The Supreme Court kicks off its new term Monday, and perhaps its biggest case in what is shaping up to be a landmark-filled term will concern the constitutionality of President Obama's healthcare overhaul law.
Challenges to its constitutionality have been filtering up the through judicial system, but the August decision from the 11th Circuit Court of Appeals invalidating the act's individual mandate requiring all citizens to have health insurance is the one experts say has the best chance to be the vehicle for a Supreme Court ruling. "Everybody has viewed the 11th Circuit case as the main event, as the one with all the states, the most developed arguments," says Tom Goldstein, the publisher of SCOTUSblog who has argued 22 cases before the high court. "It's been uniformly recognized as the more significant case."
Assuming the court does use the 11th Circuit case to pass judgment on the law's constitutionality, here's how court watchers say events are likely to unfold:
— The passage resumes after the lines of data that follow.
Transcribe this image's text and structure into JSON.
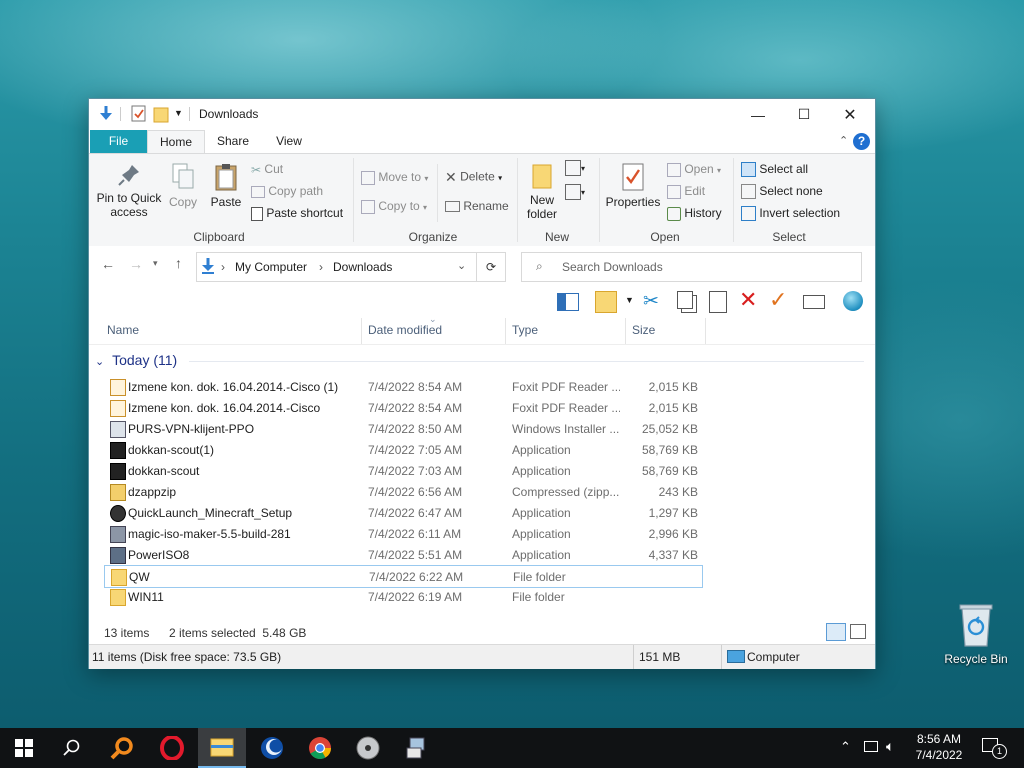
{
  "window": {
    "title": "Downloads",
    "minimize_glyph": "—",
    "maximize_glyph": "☐",
    "close_glyph": "✕"
  },
  "ribbon_tabs": [
    "File",
    "Home",
    "Share",
    "View"
  ],
  "ribbon": {
    "clipboard": {
      "label": "Clipboard",
      "pin": "Pin to Quick access",
      "pin_line1": "Pin to Quick",
      "pin_line2": "access",
      "copy": "Copy",
      "paste": "Paste",
      "cut": "Cut",
      "copy_path": "Copy path",
      "paste_shortcut": "Paste shortcut"
    },
    "organize": {
      "label": "Organize",
      "move_to": "Move to",
      "copy_to": "Copy to",
      "delete": "Delete",
      "rename": "Rename"
    },
    "new": {
      "label": "New",
      "new_folder_line1": "New",
      "new_folder_line2": "folder"
    },
    "open": {
      "label": "Open",
      "properties": "Properties",
      "open": "Open",
      "edit": "Edit",
      "history": "History"
    },
    "select": {
      "label": "Select",
      "select_all": "Select all",
      "select_none": "Select none",
      "invert": "Invert selection"
    }
  },
  "address": {
    "crumbs": [
      "My Computer",
      "Downloads"
    ],
    "search_placeholder": "Search Downloads"
  },
  "columns": {
    "name": "Name",
    "date": "Date modified",
    "type": "Type",
    "size": "Size"
  },
  "group": "Today (11)",
  "files": [
    {
      "name": "Izmene kon. dok. 16.04.2014.-Cisco (1)",
      "date": "7/4/2022 8:54 AM",
      "type": "Foxit PDF Reader ...",
      "size": "2,015 KB",
      "icon": "pdf-icon"
    },
    {
      "name": "Izmene kon. dok. 16.04.2014.-Cisco",
      "date": "7/4/2022 8:54 AM",
      "type": "Foxit PDF Reader ...",
      "size": "2,015 KB",
      "icon": "pdf-icon"
    },
    {
      "name": "PURS-VPN-klijent-PPO",
      "date": "7/4/2022 8:50 AM",
      "type": "Windows Installer ...",
      "size": "25,052 KB",
      "icon": "installer-icon"
    },
    {
      "name": "dokkan-scout(1)",
      "date": "7/4/2022 7:05 AM",
      "type": "Application",
      "size": "58,769 KB",
      "icon": "app-icon"
    },
    {
      "name": "dokkan-scout",
      "date": "7/4/2022 7:03 AM",
      "type": "Application",
      "size": "58,769 KB",
      "icon": "app-icon"
    },
    {
      "name": "dzappzip",
      "date": "7/4/2022 6:56 AM",
      "type": "Compressed (zipp...",
      "size": "243 KB",
      "icon": "zip-icon"
    },
    {
      "name": "QuickLaunch_Minecraft_Setup",
      "date": "7/4/2022 6:47 AM",
      "type": "Application",
      "size": "1,297 KB",
      "icon": "app-icon"
    },
    {
      "name": "magic-iso-maker-5.5-build-281",
      "date": "7/4/2022 6:11 AM",
      "type": "Application",
      "size": "2,996 KB",
      "icon": "app-icon"
    },
    {
      "name": "PowerISO8",
      "date": "7/4/2022 5:51 AM",
      "type": "Application",
      "size": "4,337 KB",
      "icon": "app-icon"
    },
    {
      "name": "QW",
      "date": "7/4/2022 6:22 AM",
      "type": "File folder",
      "size": "",
      "icon": "folder-icon",
      "selected": true
    },
    {
      "name": "WIN11",
      "date": "7/4/2022 6:19 AM",
      "type": "File folder",
      "size": "",
      "icon": "folder-icon"
    }
  ],
  "status": {
    "items": "13 items",
    "selected": "2 items selected  5.48 GB",
    "disk": "11 items (Disk free space: 73.5 GB)",
    "mb": "151 MB",
    "computer": "Computer"
  },
  "desktop": {
    "recycle_bin": "Recycle Bin"
  },
  "taskbar": {
    "time": "8:56 AM",
    "date": "7/4/2022",
    "notif_count": "1"
  },
  "colors": {
    "file_tab": "#1a9fb5",
    "selection_border": "#99c9ef",
    "group_header": "#1e3287"
  }
}
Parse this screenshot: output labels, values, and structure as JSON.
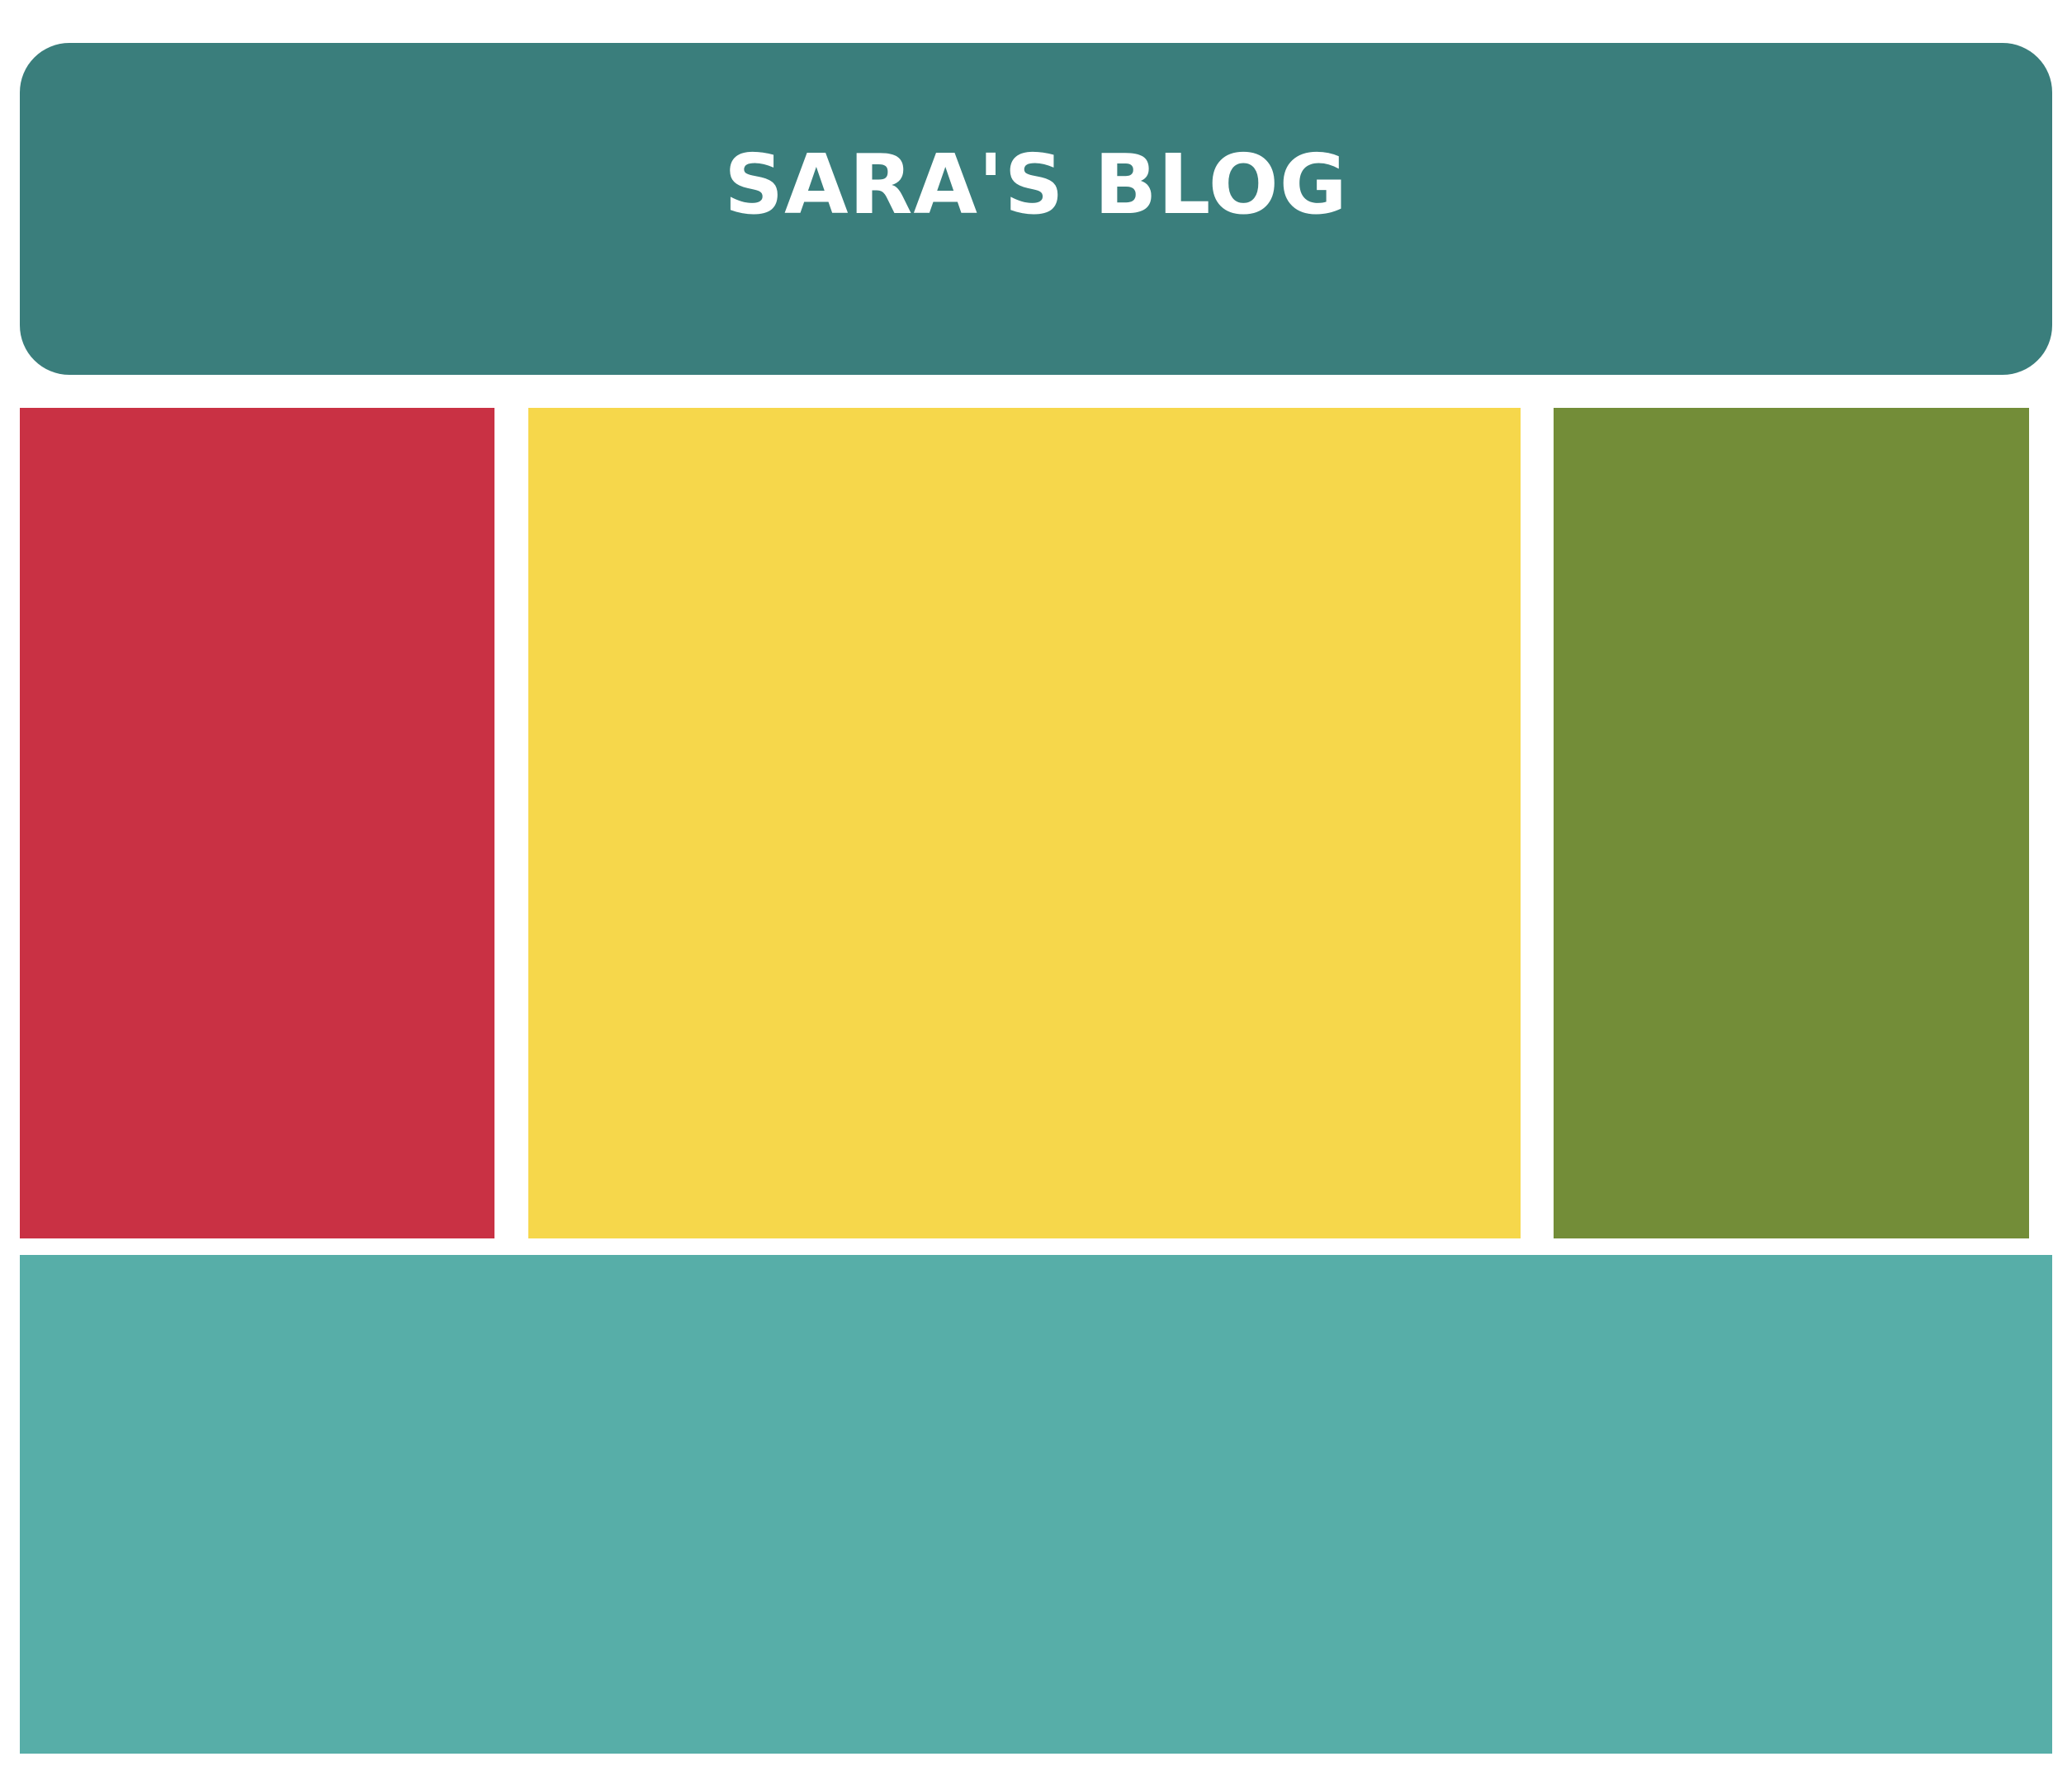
{
  "header": {
    "title": "SARA'S BLOG",
    "background_color": "#3A7E7C",
    "text_color": "#FFFFFF"
  },
  "panels": {
    "left": {
      "color": "#C93144"
    },
    "main": {
      "color": "#F6D74B"
    },
    "right": {
      "color": "#738D38"
    }
  },
  "footer": {
    "color": "#57AEA8"
  },
  "page": {
    "background_color": "#FFFFFF"
  }
}
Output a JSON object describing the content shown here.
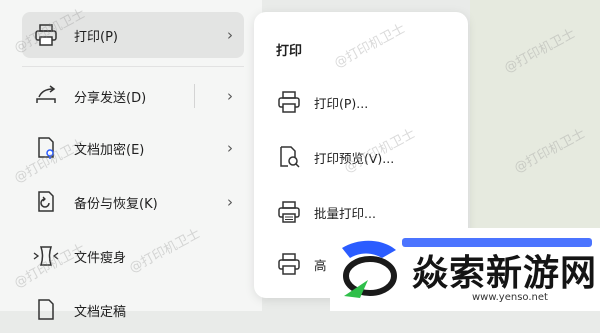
{
  "left_menu": {
    "items": [
      {
        "label": "打印(P)",
        "icon": "printer-icon",
        "active": true
      },
      {
        "label": "分享发送(D)",
        "icon": "share-icon"
      },
      {
        "label": "文档加密(E)",
        "icon": "document-lock-icon"
      },
      {
        "label": "备份与恢复(K)",
        "icon": "backup-restore-icon"
      },
      {
        "label": "文件瘦身",
        "icon": "file-slim-icon"
      },
      {
        "label": "文档定稿",
        "icon": "document-finalize-icon"
      }
    ]
  },
  "submenu": {
    "title": "打印",
    "items": [
      {
        "label": "打印(P)...",
        "icon": "printer-icon"
      },
      {
        "label": "打印预览(V)...",
        "icon": "print-preview-icon"
      },
      {
        "label": "批量打印...",
        "icon": "batch-print-icon"
      },
      {
        "label": "高",
        "icon": "printer-icon"
      }
    ]
  },
  "watermark": {
    "text": "@打印机卫士"
  },
  "logo": {
    "name": "焱索新游网",
    "url": "www.yenso.net",
    "colors": {
      "blue": "#2b5cff",
      "green": "#2fbf4a",
      "dark": "#141414"
    }
  }
}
Appealing up. Last Wednesday, all three parties in the case—the federal government, a group of 26 states, and nongovernmental petitioners that include the National Federation of Independent Business—filed petitions asking the Supreme Court to take up the case..
The government stands by the constitutionality of the healthcare law, saying Congress does have the power to enforce a minimum insurance coverage requirement. The government's petition also asks the court to consider an Anti-Injunction Act question, raised in a Fourth Circuit Court decision to throw out the case, to determine whether or not the case is valid. The Anti-Injunction Act prohibits law suits against taxes that are not yet in place, but most now agree that the penalty attached to the individual mandate is not a tax, Despite the fact that the government does not think the Anti-Injunction Act applies, if the Supreme Court takes this way out of deciding the merits of the case, it will be at least a temporary win for the Obama administration since implementation of the law could then move forward.
But experts think it is unlikely the Supreme Court would take that route since it would put off a final decision on the law's constitutionality until after 2014, when the healthcare law is fully in place. "Both sides seem to agree on the Anti-Injunction Act," says University of Richmond constitutional law professor Carl Tobias. Everybody is "saying it doesn't apply, because of course everybody wants to get to the merits."
The National Federation of Independent Business, together with two individuals—Kaj Ahlburg of Washington, a wealthy former investment banker who claims he can afford to pay for healthcare out of pocket, and Mary Brown, a Florida small-business owner who claims she needs the money she would have to spend on insurance to run her business—are asking the Supreme Court to invalidate the entire law.
The group of 26 states is taking a slightly different tack, arguing Congress overstepped its bounds not just with the mandate, but also with the forced Medicaid expansion and the fact that state employees count in the individual mandate, both of which, the appeal argues, threaten state sovereignty. "They have appealed the decision on whether or not Congress violated basic federalism principles by coercing the states into accepting Obamacare requirements by threatening to withhold all federal funding under Medicaid," explains Hans von Spakovsky, senior legal fellow at the right-leaning Heritage Foundation, who says these aspects of the case are important in setting boundaries for Congress's power. "Let's say the Supreme Court agreed the individual mandate is unconstitutional. Congress could still accomplish the exact same thing by re-passing a provision that forces the states to impose that [insurance] requirement on their people" by threatening to withhold Medicaid funding.
In the court's court. Before the Supreme Court decides whether or not to take up the case, each of the parties must respond to the opposition's appeals. The government will have to respond to the independent business group's appeal by October 28, the same date both of the law's challengers must respond to the government's appeal. And the government's due date for responding to the states' appeal is October 31. After the responses are in, the parties may also file replies to the response briefs.
After reviewing all relevant petitions and response briefs, the Supreme Court will announce whether or not it will take the case. Experts expect this announcement will probably come late in November, unless the court decides to wait for the appeal petition process in the Fourth Circuit case to play out. A few months of briefings—another round of written back-and-forth volleys between the parties and other relevant groups—would follow if they take the 11th Circuit case.
As the presidential contest heats up in early spring, the question of the healthcare law's constitutionality will likely be front and center as the Supreme Court hears oral arguments. Then, likely in June, smack in the middle of campaign politics, the Supreme Court will hand down its decision, delivering a political win either to President Obama or his Republican opponent.
Once the political aftermath subsides, however, the court's ruling will, at long last, provide some measure of certainty for agencies and states wondering how to move forward and implement the law—or not.